Please consider becoming a patron of Futility Closet — on our Patreon page you can pledge any amount per episode, and all contributions are greatly appreciated. You can change or cancel your pledge at any time, and we’ve set up some rewards to help thank you for your support. You can also make a one-time donation on the Support Us page of the Futility Closet website.

Many thanks to Doug Ross for the music in this episode.

If you have any questions or comments you can reach us at podcast@futilitycloset.com. Thanks for listening!

Road Work


Fed up with endless traffic detours in 1830, London printer Charles Ingrey published a pointed puzzle, Labyrinthus Londoninensis, or The Equestrian Perplexed.

“The object is to find a way from the Strand [lower left] to St. Paul’s [center], without crossing any of the Bars in the Streets supposed to be under repair.”
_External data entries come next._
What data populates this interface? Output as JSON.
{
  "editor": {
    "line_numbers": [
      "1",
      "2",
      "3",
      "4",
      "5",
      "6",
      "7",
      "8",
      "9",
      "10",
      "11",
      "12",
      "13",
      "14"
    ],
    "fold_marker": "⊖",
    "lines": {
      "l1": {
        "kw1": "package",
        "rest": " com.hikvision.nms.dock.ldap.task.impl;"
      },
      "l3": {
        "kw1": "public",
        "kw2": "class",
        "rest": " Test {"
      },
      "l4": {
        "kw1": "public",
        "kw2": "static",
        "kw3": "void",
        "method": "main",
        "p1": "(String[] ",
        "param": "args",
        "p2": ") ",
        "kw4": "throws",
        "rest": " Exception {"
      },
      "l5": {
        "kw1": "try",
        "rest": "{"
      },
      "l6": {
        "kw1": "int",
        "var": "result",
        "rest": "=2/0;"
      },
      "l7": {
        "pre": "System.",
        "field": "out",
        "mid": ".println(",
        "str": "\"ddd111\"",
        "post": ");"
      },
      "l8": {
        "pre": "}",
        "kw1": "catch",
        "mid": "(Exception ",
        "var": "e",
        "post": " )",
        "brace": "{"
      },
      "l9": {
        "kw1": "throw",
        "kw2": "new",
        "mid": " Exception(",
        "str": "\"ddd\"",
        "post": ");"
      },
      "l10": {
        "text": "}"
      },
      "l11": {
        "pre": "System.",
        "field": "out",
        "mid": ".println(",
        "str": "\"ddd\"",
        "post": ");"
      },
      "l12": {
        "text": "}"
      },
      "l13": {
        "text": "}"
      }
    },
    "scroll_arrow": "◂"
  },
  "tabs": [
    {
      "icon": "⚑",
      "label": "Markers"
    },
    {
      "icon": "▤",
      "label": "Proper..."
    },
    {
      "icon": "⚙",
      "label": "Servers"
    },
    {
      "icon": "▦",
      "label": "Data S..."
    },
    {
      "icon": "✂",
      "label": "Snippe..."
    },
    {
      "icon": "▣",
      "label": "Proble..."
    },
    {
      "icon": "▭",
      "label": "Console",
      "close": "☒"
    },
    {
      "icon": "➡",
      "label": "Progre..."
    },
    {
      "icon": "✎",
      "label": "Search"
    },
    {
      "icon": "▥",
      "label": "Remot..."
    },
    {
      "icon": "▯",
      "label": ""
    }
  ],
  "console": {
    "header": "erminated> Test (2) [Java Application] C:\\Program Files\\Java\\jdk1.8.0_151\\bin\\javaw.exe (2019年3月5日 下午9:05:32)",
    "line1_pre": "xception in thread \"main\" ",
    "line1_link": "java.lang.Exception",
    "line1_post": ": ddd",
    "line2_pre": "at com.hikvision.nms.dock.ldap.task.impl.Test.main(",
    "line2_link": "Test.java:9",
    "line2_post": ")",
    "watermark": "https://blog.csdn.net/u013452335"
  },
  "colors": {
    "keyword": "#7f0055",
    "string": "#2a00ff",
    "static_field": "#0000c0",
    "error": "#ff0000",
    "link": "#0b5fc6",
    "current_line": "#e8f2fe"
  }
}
Mending our Ways, our ways doth oft-times mar,
So thinks the Traveller by Horse or Car,
But he who scans with calm and patient skill
This ‘Labyrinthine Chart of London’, will
One Track discover, open and unbarred,
That leads at length to famed St. Pauls Church Yard.

The image above is a bit too small to navigate, but the British Library has an interactive zoomable version (requires Flash).

I don’t have the solution, but The Court Journal of Dec. 14, 1833, hints that “the farthest way round is the nearest way home.”


A poser from Penn State mathematician Mark Levi’s Why Cats Land on Their Feet (2012):

Using only a stopwatch and a sneaker, how can you find an approximate value for \sqrt{2}?

Click for Answer

“On the Question of Choice”


A leaf was riven from a tree,
“I mean to fall to earth,” said he.

The west wind, rising, made him veer.
“Eastward,” said he, “I now shall steer.”

The east wind rose with greater force.
Said he, “‘Twere wise to change my course.”

With equal power they contend.
He said, “My judgment I suspend.”

Down died the winds; the leaf, elate,
Cried: “I’ve decided to fall straight.”

“First thoughts are best?” That’s not the moral;
Just choose your own and we’ll not quarrel.

Howe’er your choice may chance to fall,
You’ll have no hand in it at all.

— Ambrose Bierce